It is a terrible irony that the Washington University School of Medicine, after so many years of being a national leader in women’s reproductive health, is now increasingly under attack by the Missouri State Legislature for its efforts to provide the next generation of physicians with the training they need.
The American College of Obstetricians and Gynecologists (ACOG) recommends standardized education on abortion in all residency programs (in which U.S. physicians-in-training work in a teaching hospital for three years to gain practical experience in their specialty after they finish medical school). But it is a sad fact that fully half of U.S. medical schools do not offer training in abortion care, or at most offer one lecture on abortion and contraception combined. In order to keep their accreditation, hospitals with residency programs in obstetrics and gynecology are required to either provide abortion training themselves or allow their residents to go out of state to obtain it. As it stands now, Washington University students need to go to Illinois for their abortion training. Yet state legislators want to tax the university’s endowment on the grounds that, as Republican Mike Moon put it: “Washington University is a premier institution which trains students to perform abortions… These students are then hired to murder developing human babies across our nation. They won’t stop on their own. This [bill] will place a financial hardship on their ability to train these students.”
States such as Missouri, Texas and Idaho are not only greatly restricting the conditions under which abortion can be legally obtained. They are also threatening to prosecute anyone who teaches abortion techniques, seeks an abortion outside of the state, or performs an abortion on a state citizen regardless of where the procedure is done. Whether or not such laws will withstand court challenges, and whether or not the laws could be enforced in practice, they have an intimidating effect on medical professionals as well as on women seeking a full range of reproductive health options.
The competition to obtain a place in a residency program in a woman-friendly state in which training in abortion is not under attack has become more severe. As medical reporter Sarah Varney put it: “Increasingly, aspiring obstetricians and gynecologists who want training in abortion procedures are seeking out teaching hospitals and universities that champion that training as a vital skill in women’s health care, creating a crush of qualified applicants for prized spots in Seattle, San Francisco, and New York…”
The medical school of the University of Washington (UW) in Seattle is offering Zoom classes on contraception and abortion to medical students in Idaho, one of the many states that are drastically restricting abortion and access to abortion training. As of two years ago UW stopped reserving a few spots in their program for residents choosing not to learn abortion care. “If we live in a state where abortion care is legal, we need to recruit medical students into our program that want to provide abortion care,” said Dr. Alyssa Stephenson-Famy, an associate professor of maternal-fetal medicine in the department. “We should not waste our spots on people not willing to provide abortion.”

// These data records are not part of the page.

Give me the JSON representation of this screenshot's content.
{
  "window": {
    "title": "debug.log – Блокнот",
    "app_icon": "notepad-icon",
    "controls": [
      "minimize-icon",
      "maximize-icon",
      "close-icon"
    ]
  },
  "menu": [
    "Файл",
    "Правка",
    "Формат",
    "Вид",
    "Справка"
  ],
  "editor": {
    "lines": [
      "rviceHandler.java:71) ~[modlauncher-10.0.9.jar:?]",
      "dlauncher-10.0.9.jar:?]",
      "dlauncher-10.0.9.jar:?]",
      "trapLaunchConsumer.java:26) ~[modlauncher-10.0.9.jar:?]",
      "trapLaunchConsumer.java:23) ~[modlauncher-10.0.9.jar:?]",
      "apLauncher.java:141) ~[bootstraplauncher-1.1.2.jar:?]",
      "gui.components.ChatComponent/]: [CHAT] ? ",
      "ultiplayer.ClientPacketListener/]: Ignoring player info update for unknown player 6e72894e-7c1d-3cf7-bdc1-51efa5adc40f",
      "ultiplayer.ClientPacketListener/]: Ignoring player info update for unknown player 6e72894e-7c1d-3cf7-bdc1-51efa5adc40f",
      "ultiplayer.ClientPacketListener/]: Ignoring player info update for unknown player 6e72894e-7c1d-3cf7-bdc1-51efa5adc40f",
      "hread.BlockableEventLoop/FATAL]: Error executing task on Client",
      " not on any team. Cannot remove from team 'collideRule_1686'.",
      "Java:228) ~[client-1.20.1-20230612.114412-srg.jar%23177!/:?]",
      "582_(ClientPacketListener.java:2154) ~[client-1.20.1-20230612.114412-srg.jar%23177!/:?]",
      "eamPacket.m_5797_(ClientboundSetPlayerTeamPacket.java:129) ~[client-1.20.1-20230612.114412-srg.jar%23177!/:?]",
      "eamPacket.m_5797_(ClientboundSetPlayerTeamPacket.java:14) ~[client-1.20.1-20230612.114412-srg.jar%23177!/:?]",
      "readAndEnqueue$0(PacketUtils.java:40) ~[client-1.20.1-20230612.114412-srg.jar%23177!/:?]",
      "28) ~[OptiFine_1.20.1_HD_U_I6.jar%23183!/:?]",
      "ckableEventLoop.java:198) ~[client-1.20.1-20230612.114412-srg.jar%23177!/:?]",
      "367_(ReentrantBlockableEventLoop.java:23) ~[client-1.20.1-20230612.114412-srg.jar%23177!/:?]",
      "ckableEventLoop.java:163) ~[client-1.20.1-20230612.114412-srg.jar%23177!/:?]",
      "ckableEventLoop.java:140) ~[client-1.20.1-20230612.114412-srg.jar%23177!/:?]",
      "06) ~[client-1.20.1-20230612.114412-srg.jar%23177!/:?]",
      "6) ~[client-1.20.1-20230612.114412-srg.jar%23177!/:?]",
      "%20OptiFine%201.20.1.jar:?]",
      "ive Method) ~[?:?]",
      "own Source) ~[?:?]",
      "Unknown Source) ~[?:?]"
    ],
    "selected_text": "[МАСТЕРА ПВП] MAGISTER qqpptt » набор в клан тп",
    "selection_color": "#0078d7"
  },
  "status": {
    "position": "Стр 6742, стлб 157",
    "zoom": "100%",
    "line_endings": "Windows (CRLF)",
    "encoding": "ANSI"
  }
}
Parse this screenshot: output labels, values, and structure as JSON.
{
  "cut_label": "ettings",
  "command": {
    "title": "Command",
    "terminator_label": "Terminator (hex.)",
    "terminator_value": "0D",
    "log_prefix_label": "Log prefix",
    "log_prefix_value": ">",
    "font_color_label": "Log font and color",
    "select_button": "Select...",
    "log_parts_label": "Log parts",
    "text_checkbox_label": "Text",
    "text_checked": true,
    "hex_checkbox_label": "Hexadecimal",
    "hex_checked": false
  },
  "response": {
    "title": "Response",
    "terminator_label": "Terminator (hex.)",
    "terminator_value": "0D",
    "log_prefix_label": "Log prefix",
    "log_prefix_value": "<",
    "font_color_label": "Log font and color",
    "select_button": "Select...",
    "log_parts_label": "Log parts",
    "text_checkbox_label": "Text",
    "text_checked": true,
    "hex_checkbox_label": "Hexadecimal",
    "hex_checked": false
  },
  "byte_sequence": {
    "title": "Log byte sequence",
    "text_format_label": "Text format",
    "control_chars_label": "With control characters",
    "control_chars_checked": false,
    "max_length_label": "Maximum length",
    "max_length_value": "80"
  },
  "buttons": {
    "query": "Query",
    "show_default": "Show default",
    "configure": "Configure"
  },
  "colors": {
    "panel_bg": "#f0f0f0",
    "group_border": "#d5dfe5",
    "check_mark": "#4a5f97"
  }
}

It bears stressing that state legislators are delusional if they think that obstetricians and gynecologists can be properly trained without understanding abortion care techniques. ACOG requires abortion training for medical residents because adequate care of pregnant women is impossible without knowledge of the basic procedures. Obstetricians must be capable of expertly cleaning out a woman’s uterus in the event of a miscarriage or if fetal heartbeat ceases. As Dr. Eve Espey, a professor of obstetrics and gynecology at the University of New Mexico, has observed: “Any obstetrician who says there is never need for abortion care is not telling the truth about obstetrics.”
Sources: Sarah Varney, “Fewer medical students trained for abortion procedures,” NBC News online, March 22, 2022; Frederick J. Taussig, The Prevention and Treatment of Abortion (1910) and Abortion: Spontaneous and Induced (1936).